Ellenberg pulls from history as well as from the latest theoretical developments to provide those not trained in math with the knowledge they need. Math, as Ellenberg says, is “an atomic-powered prosthesis that you attach to your common sense, vastly multiplying its reach and strength.” With the tools of mathematics in hand, you can understand the world in a deeper, more meaningful way. How Not to Be Wrong will show you how.
How should a democracy choose its representatives? How can you stop a pandemic from sweeping the world? How do computers learn to play chess, and why is learning chess so much easier for them than learning to read a sentence? Can ancient Greek proportions predict the stock market? (Sorry, no.) What should your kids learn in school if they really want to learn to think? All these are questions about geometry.
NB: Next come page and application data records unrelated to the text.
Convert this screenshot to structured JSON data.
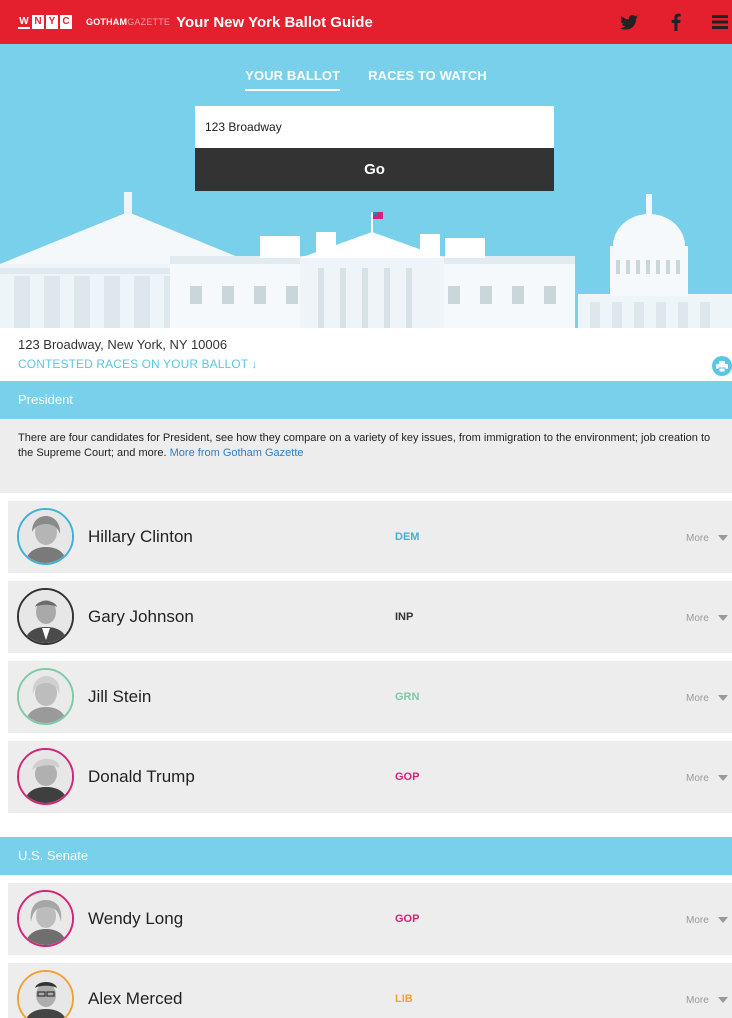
{
  "header": {
    "wnyc_letters": [
      "W",
      "N",
      "Y",
      "C"
    ],
    "gotham_bold": "GOTHAM",
    "gotham_light": "GAZETTE",
    "title": "Your New York Ballot Guide"
  },
  "tabs": [
    {
      "label": "YOUR BALLOT",
      "active": true
    },
    {
      "label": "RACES TO WATCH",
      "active": false
    }
  ],
  "search": {
    "value": "123 Broadway",
    "go_label": "Go"
  },
  "address": {
    "full": "123 Broadway, New York, NY 10006",
    "contested_label": "CONTESTED RACES ON YOUR BALLOT ↓"
  },
  "president": {
    "heading": "President",
    "description": "There are four candidates for President, see how they compare on a variety of key issues, from immigration to the environment; job creation to the Supreme Court; and more.",
    "link": "More from Gotham Gazette",
    "candidates": [
      {
        "name": "Hillary Clinton",
        "party": "DEM",
        "color": "#3db2d8",
        "more": "More"
      },
      {
        "name": "Gary Johnson",
        "party": "INP",
        "color": "#333333",
        "more": "More"
      },
      {
        "name": "Jill Stein",
        "party": "GRN",
        "color": "#7ccba7",
        "more": "More"
      },
      {
        "name": "Donald Trump",
        "party": "GOP",
        "color": "#d6237a",
        "more": "More"
      }
    ]
  },
  "senate": {
    "heading": "U.S. Senate",
    "candidates": [
      {
        "name": "Wendy Long",
        "party": "GOP",
        "color": "#d6237a",
        "more": "More"
      },
      {
        "name": "Alex Merced",
        "party": "LIB",
        "color": "#f2a232",
        "more": "More"
      }
    ]
  },
  "colors": {
    "brand_red": "#e4202f",
    "sky_blue": "#79d0ea",
    "link_blue": "#2f7dc1"
  }
}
For real. If you're like most people, geometry is a sterile and dimly-remembered exercise you gladly left behind in the dust of 9th grade, along with your braces and active romantic interest in pop singers. If you recall any of it, it's plodding through a series of miniscule steps, only to prove some fact about triangles that was obvious to you in the first place. That's not geometry. OK, it is geometry, but only a tiny part, a border section that has as much to do with geometry in all its flush modern richness as conjugating a verb has to do with a great novel.
Shape reveals the geometry underneath some of the most important scientific, political, and philosophical problems we face. Geometry asks: where are things? Which things are near each other? How can you get from one thing to another thing? Those are important questions. The word "geometry," from the Greek, has the rather grand meaning of "measuring the world." If anything, that's an undersell. Geometry doesn't just measure the world - it explains it. Shape shows us how.